-- Exercise directions --
Scan the records for the string "takes"; copy each line where it occurs.

[[ Given data open ]]

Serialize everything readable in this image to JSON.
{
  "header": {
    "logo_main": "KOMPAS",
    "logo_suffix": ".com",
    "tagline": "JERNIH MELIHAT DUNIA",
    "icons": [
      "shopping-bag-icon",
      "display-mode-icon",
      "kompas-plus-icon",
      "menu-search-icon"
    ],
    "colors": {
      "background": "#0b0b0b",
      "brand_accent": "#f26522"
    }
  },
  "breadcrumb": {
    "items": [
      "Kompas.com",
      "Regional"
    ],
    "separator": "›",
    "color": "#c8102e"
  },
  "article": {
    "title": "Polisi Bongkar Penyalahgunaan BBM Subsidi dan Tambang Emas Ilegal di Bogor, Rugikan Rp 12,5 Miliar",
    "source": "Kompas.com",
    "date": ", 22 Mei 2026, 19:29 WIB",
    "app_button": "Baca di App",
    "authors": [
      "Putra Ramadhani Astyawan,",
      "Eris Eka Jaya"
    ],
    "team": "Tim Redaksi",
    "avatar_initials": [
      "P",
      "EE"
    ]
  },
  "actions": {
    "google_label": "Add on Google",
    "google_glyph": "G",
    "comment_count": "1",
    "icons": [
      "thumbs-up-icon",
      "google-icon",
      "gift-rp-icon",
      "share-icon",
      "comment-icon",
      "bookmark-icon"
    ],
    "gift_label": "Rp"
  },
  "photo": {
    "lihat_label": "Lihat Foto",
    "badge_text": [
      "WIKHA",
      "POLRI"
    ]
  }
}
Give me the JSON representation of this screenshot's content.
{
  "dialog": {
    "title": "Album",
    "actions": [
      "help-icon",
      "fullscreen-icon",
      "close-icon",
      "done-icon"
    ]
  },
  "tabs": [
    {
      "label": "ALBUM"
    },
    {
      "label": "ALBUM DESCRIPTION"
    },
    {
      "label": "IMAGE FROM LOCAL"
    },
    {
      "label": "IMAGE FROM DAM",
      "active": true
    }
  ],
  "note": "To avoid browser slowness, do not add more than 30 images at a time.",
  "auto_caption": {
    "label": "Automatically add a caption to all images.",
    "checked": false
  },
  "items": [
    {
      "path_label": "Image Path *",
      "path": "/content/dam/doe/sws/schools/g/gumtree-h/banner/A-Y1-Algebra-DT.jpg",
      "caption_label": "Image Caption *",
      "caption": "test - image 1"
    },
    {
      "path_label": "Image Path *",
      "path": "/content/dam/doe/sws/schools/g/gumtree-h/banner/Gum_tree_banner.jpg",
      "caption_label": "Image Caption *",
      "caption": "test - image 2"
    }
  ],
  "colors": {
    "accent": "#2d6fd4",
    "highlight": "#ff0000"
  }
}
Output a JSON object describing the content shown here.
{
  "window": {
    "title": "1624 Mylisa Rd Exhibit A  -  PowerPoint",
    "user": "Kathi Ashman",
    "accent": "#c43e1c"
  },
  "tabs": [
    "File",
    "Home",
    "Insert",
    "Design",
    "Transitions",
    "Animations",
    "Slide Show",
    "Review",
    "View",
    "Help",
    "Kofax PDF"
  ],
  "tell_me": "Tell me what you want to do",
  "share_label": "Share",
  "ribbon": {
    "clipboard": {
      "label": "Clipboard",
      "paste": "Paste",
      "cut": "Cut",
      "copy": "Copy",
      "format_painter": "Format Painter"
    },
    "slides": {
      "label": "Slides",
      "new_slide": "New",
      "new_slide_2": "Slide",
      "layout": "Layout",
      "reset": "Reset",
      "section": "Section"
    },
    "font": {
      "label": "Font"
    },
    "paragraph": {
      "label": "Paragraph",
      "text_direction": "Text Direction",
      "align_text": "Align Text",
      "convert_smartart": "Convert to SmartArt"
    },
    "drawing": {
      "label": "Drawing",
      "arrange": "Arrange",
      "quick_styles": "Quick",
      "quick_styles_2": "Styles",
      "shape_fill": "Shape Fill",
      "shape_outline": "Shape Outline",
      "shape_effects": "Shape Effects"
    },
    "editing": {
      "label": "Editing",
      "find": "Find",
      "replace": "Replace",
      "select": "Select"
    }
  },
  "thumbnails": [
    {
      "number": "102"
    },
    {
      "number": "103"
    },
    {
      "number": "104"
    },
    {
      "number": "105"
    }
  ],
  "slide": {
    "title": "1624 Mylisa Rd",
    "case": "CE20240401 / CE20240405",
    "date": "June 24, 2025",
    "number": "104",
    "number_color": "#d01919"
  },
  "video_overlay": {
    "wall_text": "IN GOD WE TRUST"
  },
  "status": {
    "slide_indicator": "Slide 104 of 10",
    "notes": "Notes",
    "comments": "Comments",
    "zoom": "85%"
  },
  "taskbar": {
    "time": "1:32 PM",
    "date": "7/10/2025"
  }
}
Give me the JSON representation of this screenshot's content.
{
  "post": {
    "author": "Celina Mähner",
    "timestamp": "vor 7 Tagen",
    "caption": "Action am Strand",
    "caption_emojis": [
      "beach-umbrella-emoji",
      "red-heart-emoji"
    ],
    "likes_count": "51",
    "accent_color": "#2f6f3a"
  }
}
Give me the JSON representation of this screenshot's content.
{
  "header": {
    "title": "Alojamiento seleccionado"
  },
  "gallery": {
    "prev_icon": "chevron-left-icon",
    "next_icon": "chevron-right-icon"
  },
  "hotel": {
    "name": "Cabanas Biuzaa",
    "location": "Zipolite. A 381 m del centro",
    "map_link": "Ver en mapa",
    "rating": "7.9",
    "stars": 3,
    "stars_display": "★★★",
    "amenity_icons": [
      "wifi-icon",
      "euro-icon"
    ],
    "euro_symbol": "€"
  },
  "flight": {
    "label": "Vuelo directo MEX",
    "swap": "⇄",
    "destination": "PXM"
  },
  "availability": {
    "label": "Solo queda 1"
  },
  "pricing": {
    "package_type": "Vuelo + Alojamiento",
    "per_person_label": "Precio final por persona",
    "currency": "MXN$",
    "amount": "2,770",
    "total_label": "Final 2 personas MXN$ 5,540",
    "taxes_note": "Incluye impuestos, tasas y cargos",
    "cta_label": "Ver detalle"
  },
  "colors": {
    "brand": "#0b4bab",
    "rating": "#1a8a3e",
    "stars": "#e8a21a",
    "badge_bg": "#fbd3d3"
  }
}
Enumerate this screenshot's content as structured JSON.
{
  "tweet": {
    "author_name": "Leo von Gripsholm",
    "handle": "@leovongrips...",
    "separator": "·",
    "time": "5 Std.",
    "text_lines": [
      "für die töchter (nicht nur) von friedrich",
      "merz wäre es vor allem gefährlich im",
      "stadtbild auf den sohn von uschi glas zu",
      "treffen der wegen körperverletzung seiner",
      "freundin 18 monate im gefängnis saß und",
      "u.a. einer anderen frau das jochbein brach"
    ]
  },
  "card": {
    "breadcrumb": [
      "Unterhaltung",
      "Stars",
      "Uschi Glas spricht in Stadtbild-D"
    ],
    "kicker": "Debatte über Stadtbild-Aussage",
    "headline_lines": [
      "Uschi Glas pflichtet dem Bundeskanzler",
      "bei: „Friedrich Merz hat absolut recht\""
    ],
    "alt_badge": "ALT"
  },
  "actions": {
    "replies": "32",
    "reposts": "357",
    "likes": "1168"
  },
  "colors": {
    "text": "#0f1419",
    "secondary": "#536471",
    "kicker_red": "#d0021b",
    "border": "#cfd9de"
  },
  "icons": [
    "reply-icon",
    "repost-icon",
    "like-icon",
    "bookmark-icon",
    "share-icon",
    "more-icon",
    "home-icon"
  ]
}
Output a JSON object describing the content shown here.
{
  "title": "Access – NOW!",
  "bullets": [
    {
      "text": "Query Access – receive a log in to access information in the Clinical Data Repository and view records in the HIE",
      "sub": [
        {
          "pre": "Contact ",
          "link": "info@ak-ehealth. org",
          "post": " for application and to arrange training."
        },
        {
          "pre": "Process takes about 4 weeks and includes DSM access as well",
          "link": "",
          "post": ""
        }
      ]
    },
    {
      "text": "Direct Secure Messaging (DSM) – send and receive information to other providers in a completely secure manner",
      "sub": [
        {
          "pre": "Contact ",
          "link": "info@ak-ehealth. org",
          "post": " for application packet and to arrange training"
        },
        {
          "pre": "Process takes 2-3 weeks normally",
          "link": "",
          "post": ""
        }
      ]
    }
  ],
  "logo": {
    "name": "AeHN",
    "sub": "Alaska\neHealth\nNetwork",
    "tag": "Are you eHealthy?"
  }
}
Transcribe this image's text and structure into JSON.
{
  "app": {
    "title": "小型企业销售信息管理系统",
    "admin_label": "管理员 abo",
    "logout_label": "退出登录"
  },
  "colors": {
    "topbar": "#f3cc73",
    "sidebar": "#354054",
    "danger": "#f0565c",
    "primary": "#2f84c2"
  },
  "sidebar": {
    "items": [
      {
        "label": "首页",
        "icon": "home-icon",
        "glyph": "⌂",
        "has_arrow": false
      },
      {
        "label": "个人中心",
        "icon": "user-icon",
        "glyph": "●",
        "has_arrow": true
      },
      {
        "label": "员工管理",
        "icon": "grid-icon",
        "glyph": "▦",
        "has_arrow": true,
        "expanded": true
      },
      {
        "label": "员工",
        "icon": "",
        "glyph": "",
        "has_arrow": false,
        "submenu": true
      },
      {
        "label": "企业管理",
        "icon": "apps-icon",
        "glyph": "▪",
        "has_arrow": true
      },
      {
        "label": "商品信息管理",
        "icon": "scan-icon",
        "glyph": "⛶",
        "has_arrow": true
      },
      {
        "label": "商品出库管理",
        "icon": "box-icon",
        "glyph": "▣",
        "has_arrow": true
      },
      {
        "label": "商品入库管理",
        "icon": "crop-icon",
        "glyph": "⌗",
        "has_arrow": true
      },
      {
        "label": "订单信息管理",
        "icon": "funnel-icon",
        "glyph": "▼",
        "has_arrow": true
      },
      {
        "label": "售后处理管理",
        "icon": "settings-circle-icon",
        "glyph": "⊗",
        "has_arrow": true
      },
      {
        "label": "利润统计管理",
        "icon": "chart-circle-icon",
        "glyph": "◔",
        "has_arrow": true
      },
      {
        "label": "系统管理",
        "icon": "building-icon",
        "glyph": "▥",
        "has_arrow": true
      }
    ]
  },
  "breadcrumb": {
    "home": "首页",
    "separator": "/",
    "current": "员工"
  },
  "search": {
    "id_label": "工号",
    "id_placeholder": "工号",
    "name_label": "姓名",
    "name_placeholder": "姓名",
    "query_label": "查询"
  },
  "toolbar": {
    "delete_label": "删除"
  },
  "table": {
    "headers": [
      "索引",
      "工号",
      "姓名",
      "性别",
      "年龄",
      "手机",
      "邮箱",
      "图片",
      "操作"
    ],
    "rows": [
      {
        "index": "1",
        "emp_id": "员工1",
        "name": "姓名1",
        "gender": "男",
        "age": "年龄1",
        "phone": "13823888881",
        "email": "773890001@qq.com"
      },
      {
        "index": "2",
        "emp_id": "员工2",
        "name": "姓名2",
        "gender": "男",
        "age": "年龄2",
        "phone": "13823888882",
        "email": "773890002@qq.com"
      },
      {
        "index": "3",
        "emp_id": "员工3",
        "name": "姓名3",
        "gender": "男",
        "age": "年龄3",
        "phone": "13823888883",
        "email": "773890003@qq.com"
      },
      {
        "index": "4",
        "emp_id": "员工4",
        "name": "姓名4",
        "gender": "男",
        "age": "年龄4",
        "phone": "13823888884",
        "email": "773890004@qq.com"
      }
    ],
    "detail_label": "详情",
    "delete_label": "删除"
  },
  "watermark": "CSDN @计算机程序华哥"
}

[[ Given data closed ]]

-- Output --
          "pre": "Process takes about 4 weeks and includes DSM access as well",
          "pre": "Process takes 2-3 weeks normally",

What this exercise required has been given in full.